━━━ Data under study ━━━

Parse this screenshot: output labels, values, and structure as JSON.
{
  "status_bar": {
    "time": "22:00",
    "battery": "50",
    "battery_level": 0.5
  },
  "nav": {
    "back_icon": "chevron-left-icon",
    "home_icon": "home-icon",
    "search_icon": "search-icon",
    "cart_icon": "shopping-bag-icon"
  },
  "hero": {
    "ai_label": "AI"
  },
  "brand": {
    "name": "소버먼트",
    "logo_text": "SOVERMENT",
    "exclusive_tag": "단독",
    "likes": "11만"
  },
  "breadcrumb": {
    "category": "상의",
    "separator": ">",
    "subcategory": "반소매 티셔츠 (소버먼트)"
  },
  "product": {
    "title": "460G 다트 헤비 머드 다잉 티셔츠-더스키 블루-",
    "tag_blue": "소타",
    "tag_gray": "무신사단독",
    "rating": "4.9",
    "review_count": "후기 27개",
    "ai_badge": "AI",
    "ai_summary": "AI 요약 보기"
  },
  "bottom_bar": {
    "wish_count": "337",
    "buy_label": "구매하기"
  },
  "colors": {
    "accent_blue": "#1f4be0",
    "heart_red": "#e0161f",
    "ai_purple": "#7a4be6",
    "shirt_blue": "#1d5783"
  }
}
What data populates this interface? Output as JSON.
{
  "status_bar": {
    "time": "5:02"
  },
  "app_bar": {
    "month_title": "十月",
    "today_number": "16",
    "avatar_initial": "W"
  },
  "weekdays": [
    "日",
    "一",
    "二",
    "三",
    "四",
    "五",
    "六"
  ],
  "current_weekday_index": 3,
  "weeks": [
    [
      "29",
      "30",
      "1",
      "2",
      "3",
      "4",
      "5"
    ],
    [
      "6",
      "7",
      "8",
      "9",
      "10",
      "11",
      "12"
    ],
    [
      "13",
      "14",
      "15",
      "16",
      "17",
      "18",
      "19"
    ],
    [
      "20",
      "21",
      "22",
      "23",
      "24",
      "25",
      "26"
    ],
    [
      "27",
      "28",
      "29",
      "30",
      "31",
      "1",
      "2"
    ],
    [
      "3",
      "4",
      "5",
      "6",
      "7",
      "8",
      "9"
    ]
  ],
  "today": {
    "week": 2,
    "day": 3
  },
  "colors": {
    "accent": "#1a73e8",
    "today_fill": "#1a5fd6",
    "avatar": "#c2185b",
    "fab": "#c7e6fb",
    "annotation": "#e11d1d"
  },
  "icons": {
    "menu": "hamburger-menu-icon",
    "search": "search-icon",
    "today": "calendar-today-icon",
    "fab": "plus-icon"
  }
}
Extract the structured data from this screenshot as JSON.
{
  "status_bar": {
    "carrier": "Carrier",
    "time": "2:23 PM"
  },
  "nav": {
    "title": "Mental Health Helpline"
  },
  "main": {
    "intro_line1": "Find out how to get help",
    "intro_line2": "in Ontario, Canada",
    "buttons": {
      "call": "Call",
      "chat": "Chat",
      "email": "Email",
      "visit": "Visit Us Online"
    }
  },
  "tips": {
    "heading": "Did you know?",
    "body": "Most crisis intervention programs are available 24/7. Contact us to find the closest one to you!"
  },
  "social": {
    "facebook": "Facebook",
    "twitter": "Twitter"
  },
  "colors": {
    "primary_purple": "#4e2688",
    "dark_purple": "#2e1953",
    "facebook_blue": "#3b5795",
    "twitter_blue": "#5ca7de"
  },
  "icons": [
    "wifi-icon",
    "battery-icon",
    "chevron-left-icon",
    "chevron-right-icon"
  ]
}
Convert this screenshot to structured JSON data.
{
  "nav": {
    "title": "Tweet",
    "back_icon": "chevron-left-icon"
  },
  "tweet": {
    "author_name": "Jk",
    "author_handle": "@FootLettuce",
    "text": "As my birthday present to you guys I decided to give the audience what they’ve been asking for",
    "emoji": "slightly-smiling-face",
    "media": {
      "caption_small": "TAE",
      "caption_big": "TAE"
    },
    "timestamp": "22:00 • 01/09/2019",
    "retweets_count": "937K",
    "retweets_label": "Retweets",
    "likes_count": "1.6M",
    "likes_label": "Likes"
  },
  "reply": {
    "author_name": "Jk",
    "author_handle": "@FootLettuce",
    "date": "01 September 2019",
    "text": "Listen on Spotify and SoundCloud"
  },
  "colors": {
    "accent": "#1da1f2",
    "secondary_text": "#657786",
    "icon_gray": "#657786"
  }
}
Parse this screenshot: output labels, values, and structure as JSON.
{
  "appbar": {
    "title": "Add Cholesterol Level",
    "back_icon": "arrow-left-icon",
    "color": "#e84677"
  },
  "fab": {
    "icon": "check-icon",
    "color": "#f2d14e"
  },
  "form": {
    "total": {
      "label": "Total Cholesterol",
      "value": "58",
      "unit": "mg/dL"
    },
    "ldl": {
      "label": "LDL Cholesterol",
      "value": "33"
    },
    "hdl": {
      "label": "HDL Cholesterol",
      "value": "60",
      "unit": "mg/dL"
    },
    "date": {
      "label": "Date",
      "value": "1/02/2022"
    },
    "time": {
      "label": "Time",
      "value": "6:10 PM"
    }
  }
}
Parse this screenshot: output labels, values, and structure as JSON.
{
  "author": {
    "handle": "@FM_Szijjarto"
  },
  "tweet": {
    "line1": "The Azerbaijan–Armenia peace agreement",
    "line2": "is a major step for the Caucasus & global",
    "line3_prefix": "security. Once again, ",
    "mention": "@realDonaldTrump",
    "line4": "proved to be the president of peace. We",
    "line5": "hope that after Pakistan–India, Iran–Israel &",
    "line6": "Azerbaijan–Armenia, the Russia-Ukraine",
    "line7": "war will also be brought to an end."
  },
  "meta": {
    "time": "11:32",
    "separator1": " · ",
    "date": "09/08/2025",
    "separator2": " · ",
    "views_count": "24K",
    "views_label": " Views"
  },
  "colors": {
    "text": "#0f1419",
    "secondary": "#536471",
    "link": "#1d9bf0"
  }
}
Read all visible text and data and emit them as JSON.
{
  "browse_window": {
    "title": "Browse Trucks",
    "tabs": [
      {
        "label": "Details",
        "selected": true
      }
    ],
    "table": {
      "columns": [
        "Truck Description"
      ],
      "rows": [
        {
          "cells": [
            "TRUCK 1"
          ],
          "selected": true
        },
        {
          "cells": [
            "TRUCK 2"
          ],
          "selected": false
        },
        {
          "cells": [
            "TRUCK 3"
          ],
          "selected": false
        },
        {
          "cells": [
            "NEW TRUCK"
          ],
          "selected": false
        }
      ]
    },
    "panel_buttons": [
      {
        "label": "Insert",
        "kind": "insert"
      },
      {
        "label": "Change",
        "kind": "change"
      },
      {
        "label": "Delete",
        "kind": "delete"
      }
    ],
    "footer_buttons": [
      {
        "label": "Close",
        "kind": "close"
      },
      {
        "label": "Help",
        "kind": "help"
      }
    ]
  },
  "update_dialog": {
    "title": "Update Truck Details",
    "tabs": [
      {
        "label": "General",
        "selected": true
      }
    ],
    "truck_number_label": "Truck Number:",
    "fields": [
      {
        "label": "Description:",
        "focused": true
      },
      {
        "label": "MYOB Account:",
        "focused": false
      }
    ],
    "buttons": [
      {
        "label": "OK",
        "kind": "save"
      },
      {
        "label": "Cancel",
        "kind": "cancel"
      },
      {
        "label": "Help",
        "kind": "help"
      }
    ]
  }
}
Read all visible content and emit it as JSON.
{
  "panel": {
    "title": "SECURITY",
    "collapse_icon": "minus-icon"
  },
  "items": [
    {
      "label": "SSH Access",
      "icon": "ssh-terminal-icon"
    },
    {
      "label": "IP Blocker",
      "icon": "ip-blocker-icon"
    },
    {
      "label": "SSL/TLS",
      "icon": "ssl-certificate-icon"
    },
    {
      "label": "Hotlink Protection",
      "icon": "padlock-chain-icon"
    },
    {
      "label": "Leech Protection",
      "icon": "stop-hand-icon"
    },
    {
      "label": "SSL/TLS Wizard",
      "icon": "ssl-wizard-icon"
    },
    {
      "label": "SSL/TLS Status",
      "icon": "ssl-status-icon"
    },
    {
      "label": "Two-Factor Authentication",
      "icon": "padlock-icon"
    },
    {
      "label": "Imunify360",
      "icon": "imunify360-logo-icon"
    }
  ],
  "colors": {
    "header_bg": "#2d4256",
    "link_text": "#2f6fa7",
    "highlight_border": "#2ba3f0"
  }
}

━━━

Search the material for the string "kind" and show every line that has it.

Completed task —
        "kind": "insert"
        "kind": "change"
        "kind": "delete"
        "kind": "close"
        "kind": "help"
        "kind": "save"
        "kind": "cancel"
        "kind": "help"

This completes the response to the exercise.